Violators of China’s new national anthem law may face criminal prosecution, according to state news agency Xinhua.

The draft legislation went through its second reading at a bimonthly session of the National People’s Congress Standing Committee – China’s legislature – on Monday. Hong Kong and Macau, may not be immune from the new law.

china national anthem
Photo: Screenshot via Stand News.

In the draft law’s second reading, penalties were increased. It now states that those who maliciously change the lyrics, perform the anthem in a derogatory or distorted way, or insult the anthem in other ways, will be issued a warning or detained up for up to 15 days by police. Violators may now also face criminal prosecution, according to the new draft.

Special Administrative Regions

The Standing Committee also recommended that – during its October meeting – a resolution should be passed to begin deliberation on how the law could be applied within Annex III of Hong Kong and Macau’s mini constitutions.

The second reading draft also states that the anthem should be included in primary and middle school curricula. It says that schools should organise students to sing the anthem together, teach them to understand its history and spiritual meaning, and instruct them to follow the correct ceremony in performing the anthem, according to Xinhua.

The law bans March of the Volunteers from being used in commercial advertisements or at funerals and during other “improper” private functions. It also bans the use of the song as background music in public areas.

chinese flag
File photo: HKFP.

“The song will only be allowed at formal political gatherings, including the opening and closing of NPC sessions, constitutional oath ceremonies, flag raising ceremonies, major celebrations, award ceremonies, commemorations, national memorial day events, important diplomatic occasions, major sport events and other proper occasions,” Xinhua reported.

It also encourages people to sing the anthem on proper occasions to express patriotism. It states that people must stand solemnly and carry a serious manner, and must not carry out actions that disrespect the anthem.

YouTube video

The law has sparked debate on how it may be applied in Hong Kong.

Catherine is a Canadian journalist and photographer who lived in Beijing for almost two years, working in TV and online media.
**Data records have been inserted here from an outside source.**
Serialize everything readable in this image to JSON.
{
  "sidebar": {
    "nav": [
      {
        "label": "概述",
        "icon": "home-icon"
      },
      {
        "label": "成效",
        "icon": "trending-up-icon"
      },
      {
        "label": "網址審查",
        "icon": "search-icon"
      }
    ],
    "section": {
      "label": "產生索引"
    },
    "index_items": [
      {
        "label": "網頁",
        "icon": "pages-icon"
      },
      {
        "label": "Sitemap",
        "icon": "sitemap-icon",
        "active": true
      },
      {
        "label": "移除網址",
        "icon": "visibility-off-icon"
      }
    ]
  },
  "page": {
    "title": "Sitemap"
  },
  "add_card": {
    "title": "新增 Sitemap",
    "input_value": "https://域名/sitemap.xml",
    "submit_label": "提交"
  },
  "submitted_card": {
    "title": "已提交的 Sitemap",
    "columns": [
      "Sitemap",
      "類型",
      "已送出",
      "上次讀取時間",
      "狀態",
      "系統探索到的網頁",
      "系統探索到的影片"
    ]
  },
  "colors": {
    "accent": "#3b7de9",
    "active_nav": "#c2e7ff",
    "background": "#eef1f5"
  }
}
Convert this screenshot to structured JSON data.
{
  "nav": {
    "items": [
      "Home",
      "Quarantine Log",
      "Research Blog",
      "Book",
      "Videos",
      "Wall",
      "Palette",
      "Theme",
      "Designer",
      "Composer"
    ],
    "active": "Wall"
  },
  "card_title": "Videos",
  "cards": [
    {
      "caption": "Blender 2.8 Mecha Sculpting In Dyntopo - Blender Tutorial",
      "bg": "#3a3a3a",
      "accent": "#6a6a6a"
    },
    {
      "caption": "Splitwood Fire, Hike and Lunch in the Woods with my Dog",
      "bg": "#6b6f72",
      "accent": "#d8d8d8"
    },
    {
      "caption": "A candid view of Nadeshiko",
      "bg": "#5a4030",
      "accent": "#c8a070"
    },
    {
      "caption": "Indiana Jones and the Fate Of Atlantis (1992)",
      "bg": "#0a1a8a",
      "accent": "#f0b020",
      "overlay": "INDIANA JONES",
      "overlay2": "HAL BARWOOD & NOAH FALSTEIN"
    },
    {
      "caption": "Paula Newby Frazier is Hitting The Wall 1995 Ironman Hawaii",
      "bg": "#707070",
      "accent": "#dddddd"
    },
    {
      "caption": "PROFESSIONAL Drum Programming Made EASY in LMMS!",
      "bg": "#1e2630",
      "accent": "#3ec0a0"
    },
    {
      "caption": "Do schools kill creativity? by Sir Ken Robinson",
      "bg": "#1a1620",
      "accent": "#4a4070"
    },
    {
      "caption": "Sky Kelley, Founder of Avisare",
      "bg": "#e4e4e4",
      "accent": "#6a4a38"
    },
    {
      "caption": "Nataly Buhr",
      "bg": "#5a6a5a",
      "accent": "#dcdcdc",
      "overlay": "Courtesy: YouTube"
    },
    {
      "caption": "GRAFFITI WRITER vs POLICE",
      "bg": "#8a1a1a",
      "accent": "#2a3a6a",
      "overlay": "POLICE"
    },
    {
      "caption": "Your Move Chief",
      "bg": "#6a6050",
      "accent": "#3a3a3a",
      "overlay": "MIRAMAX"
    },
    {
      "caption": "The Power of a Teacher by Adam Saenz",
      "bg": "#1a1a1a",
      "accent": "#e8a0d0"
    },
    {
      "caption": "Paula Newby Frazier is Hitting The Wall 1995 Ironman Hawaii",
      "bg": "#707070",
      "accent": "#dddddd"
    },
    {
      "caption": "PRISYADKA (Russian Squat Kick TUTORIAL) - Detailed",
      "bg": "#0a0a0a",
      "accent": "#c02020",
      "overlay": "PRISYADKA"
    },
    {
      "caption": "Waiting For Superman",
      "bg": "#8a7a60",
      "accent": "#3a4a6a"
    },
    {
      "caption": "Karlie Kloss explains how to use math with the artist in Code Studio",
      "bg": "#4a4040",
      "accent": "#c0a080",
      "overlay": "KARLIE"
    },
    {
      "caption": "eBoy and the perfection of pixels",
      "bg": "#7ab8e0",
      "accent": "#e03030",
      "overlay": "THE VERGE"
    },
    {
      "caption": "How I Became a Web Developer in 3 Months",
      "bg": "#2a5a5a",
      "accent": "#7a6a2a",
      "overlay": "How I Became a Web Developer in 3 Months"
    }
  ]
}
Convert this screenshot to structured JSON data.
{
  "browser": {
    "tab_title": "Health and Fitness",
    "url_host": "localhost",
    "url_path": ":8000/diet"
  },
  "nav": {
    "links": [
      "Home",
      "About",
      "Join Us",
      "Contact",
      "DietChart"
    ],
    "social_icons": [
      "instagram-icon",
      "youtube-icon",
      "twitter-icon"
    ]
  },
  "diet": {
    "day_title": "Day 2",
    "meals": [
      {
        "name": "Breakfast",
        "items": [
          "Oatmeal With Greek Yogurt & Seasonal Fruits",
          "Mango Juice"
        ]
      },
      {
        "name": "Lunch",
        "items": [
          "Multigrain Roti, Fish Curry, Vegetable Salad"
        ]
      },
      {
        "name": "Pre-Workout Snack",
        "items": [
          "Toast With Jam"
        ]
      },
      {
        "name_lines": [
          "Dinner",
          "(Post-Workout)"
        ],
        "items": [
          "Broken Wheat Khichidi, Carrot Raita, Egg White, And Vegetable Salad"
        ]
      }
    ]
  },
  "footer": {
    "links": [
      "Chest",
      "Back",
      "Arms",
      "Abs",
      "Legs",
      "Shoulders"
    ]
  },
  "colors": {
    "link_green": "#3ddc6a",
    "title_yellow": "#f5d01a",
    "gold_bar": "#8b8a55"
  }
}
Aside from Hong Kong and mainland affairs, she is also interested in urban spaces, art and feminism. She holds a BA in Literature and Art History from the University of British Columbia.